##### Data shown #####

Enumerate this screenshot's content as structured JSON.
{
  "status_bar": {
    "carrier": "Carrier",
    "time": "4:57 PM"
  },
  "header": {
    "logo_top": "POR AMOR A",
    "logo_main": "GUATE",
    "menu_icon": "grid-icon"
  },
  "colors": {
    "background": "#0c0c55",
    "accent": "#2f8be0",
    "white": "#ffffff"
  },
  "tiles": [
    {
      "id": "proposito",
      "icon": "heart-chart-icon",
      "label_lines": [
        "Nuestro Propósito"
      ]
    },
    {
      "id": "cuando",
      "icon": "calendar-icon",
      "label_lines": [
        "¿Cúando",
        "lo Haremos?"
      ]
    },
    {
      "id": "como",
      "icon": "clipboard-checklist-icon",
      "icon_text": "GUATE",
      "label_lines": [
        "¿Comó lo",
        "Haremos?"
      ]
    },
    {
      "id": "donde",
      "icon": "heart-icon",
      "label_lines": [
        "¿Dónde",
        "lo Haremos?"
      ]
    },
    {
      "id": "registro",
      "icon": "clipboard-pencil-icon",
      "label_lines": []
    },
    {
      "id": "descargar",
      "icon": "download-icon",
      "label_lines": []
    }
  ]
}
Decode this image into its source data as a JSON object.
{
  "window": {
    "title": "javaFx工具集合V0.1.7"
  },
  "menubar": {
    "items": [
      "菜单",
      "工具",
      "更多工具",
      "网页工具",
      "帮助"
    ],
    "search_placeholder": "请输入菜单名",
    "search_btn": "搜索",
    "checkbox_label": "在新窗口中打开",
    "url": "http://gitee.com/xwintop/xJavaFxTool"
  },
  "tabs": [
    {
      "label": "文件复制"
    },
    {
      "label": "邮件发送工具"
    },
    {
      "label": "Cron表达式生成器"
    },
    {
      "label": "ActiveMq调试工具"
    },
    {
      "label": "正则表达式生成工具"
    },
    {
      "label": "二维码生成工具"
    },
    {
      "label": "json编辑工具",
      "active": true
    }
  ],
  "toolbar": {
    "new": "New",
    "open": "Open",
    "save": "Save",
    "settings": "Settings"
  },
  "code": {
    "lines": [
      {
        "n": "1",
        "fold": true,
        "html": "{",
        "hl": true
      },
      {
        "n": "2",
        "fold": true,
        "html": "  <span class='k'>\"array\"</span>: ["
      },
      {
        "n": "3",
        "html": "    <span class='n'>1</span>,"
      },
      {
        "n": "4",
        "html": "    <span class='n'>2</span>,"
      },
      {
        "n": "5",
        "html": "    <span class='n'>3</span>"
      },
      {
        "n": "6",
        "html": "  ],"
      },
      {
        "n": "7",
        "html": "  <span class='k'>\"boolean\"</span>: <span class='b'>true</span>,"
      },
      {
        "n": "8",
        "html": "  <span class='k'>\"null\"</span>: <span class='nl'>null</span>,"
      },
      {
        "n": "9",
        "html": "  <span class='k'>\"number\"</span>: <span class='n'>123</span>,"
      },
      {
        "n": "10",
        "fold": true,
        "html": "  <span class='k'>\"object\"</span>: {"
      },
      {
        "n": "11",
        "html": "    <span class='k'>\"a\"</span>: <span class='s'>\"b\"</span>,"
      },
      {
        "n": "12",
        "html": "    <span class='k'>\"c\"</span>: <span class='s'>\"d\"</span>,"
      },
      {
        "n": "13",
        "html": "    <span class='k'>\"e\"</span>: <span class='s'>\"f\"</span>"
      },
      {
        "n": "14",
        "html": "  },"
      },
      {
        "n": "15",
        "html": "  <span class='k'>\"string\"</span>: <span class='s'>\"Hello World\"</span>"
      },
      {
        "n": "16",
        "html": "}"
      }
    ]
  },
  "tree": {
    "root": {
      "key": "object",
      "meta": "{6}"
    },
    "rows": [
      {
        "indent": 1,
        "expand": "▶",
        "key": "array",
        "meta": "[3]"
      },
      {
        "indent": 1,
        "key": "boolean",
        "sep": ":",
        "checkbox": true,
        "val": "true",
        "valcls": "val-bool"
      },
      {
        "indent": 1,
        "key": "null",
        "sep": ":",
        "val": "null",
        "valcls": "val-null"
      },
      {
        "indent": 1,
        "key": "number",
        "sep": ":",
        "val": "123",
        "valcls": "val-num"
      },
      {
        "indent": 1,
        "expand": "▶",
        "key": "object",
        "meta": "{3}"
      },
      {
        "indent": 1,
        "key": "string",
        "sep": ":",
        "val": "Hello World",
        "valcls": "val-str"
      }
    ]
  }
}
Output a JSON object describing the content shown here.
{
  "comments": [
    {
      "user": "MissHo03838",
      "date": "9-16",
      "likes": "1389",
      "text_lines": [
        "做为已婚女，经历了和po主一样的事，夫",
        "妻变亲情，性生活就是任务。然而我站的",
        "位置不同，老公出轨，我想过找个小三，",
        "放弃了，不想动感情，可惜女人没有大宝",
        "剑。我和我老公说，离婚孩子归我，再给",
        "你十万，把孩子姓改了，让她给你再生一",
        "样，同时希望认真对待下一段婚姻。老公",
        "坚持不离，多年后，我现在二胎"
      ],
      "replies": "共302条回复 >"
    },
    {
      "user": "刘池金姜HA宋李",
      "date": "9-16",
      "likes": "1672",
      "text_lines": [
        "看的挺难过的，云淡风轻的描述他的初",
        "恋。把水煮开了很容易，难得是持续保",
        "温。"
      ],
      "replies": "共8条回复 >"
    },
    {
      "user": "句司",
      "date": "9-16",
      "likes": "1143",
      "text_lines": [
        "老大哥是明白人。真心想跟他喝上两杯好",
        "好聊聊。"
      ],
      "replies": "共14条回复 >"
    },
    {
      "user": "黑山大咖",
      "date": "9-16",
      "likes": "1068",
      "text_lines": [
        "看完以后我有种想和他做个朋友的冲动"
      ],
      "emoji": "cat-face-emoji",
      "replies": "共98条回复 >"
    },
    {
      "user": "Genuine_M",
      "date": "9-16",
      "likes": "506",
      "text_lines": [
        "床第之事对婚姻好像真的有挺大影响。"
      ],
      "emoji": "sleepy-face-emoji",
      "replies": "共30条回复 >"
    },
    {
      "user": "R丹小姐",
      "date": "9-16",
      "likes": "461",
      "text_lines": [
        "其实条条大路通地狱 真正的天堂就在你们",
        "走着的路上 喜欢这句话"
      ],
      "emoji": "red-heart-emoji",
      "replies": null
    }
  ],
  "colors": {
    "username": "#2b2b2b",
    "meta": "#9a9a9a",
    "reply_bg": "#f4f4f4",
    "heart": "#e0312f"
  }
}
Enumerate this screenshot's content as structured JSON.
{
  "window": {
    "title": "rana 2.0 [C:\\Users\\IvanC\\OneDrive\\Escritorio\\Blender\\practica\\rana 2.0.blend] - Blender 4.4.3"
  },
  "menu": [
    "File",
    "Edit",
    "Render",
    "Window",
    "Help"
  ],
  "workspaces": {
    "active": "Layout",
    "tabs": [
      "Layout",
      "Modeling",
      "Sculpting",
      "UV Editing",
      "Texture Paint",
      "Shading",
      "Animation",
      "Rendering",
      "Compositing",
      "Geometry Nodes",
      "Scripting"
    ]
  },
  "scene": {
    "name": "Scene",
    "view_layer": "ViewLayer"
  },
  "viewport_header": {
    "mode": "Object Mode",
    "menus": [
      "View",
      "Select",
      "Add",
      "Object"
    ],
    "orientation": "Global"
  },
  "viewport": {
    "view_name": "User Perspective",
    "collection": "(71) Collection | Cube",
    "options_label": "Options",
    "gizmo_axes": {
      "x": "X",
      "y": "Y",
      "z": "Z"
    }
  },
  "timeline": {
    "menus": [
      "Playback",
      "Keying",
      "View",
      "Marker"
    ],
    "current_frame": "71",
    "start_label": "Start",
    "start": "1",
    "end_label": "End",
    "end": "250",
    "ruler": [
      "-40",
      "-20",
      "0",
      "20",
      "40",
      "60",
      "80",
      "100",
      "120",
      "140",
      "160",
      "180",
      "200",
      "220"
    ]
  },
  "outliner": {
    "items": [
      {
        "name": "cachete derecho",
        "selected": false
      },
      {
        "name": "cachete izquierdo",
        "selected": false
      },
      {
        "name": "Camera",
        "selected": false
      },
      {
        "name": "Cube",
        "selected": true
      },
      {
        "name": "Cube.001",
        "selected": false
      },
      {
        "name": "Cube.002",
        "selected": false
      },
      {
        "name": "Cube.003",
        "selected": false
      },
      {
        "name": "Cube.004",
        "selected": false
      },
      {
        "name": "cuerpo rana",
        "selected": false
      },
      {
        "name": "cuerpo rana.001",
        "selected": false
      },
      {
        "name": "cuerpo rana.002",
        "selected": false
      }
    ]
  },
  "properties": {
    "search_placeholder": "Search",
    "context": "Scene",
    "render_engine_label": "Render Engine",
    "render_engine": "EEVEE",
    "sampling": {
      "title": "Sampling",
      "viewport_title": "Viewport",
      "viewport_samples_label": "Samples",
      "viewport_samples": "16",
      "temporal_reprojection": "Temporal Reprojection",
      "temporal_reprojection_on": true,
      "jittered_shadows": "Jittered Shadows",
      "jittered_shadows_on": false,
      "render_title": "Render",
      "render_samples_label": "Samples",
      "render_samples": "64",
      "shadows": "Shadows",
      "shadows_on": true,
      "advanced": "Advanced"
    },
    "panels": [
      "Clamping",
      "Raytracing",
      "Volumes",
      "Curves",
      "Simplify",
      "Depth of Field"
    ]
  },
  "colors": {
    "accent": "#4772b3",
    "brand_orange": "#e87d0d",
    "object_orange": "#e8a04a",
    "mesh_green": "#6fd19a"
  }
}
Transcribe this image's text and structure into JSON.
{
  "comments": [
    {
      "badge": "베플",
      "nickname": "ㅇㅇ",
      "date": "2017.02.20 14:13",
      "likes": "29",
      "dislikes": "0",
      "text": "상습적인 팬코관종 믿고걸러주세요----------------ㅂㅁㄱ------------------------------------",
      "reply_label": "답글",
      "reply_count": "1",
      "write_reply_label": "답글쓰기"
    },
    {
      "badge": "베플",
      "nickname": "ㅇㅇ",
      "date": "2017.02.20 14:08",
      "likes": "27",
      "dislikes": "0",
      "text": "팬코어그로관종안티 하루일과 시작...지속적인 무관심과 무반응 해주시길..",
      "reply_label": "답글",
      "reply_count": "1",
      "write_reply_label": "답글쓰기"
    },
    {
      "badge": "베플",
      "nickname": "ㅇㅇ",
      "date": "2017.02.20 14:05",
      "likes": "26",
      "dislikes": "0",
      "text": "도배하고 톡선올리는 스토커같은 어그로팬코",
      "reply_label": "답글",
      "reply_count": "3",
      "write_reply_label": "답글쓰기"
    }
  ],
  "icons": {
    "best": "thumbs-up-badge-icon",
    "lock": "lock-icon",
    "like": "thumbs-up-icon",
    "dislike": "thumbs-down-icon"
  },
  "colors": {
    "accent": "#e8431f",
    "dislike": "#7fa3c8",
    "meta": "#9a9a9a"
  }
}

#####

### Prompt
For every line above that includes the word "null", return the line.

### Task output
        "html": "  <span class='k'>\"null\"</span>: <span class='nl'>null</span>,"
        "key": "null",
        "val": "null",
        "valcls": "val-null"
      "replies": null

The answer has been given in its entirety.